- [PROBLEM REQUIREMENTS] Give the number of lines below that hold the string "Bookmarks", and nothing more.

- [DATA FOR THIS TASK]
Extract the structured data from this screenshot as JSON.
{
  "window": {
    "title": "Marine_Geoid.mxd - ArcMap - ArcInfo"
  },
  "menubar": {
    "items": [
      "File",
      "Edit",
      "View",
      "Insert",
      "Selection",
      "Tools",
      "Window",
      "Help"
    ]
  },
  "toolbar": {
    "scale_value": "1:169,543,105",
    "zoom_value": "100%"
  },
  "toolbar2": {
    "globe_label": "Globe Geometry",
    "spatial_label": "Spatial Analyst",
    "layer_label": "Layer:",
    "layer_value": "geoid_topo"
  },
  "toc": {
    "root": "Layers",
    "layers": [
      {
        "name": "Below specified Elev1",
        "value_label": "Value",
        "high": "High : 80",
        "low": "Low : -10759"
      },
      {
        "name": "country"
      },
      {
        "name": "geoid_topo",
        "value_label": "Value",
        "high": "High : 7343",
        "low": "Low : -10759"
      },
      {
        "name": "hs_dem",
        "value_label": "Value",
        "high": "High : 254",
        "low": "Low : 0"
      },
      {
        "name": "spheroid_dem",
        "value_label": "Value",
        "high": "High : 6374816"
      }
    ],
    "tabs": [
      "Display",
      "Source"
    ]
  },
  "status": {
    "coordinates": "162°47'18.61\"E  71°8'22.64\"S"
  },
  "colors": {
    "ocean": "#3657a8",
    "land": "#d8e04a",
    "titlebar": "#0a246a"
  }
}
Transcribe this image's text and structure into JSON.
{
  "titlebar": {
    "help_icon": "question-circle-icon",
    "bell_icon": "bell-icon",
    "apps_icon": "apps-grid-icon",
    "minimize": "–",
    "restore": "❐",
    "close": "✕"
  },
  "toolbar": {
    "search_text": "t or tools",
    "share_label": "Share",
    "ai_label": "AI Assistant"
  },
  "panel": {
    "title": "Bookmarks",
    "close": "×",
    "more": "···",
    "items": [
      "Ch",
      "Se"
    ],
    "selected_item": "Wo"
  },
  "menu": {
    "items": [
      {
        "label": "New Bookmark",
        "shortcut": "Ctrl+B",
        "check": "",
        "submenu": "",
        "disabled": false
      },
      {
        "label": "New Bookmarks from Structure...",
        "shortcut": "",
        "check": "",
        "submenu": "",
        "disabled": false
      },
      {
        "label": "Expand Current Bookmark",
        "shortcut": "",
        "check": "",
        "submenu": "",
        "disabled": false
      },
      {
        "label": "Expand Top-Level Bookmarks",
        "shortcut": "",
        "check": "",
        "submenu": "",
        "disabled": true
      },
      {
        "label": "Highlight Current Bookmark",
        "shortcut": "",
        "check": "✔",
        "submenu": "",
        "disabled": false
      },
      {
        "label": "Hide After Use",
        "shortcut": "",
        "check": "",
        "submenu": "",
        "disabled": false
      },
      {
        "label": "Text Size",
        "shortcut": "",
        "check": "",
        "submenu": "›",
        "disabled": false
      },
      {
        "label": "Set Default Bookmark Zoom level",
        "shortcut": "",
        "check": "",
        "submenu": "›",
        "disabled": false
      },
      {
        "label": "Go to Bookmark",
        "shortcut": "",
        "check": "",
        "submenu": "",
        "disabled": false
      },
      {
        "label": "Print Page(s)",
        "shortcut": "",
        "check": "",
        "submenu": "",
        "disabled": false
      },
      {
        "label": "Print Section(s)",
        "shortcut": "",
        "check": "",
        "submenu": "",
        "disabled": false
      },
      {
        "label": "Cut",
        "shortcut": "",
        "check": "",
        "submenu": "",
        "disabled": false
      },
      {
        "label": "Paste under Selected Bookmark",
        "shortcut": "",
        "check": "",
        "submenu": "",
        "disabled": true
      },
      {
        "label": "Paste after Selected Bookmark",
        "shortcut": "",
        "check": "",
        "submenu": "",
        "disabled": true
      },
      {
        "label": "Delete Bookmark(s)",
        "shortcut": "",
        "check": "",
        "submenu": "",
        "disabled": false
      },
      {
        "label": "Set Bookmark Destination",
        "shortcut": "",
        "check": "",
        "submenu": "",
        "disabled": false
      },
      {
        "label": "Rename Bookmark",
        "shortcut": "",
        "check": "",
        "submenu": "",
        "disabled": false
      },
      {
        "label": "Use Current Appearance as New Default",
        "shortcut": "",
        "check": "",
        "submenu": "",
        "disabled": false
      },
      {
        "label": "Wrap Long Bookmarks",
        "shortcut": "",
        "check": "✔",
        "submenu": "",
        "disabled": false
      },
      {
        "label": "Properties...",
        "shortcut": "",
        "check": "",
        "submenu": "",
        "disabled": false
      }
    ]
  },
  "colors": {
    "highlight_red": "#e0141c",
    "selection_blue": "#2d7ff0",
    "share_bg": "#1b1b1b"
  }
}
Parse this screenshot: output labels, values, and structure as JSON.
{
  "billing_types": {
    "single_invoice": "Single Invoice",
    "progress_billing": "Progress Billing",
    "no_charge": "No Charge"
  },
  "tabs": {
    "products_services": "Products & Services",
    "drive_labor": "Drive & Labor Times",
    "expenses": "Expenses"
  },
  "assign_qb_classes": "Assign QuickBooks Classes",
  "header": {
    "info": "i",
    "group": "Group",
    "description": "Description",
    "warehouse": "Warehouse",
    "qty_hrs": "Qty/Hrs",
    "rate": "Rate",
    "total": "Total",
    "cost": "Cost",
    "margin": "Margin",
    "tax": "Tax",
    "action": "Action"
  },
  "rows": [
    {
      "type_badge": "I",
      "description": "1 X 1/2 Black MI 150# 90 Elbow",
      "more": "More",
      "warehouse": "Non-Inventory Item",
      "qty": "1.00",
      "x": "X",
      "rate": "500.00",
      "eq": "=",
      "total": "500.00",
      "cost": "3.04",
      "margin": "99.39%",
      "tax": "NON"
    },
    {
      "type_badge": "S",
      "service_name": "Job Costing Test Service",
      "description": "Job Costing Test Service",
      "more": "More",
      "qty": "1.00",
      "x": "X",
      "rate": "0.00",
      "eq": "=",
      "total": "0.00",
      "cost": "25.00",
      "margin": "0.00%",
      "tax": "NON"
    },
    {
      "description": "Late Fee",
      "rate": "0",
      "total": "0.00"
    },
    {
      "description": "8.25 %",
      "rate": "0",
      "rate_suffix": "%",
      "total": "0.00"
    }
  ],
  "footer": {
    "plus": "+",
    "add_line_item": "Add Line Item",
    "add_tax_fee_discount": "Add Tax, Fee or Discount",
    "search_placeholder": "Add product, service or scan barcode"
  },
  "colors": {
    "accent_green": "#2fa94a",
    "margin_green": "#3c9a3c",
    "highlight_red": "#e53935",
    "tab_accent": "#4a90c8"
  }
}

- [RESPONSE BELOW] 4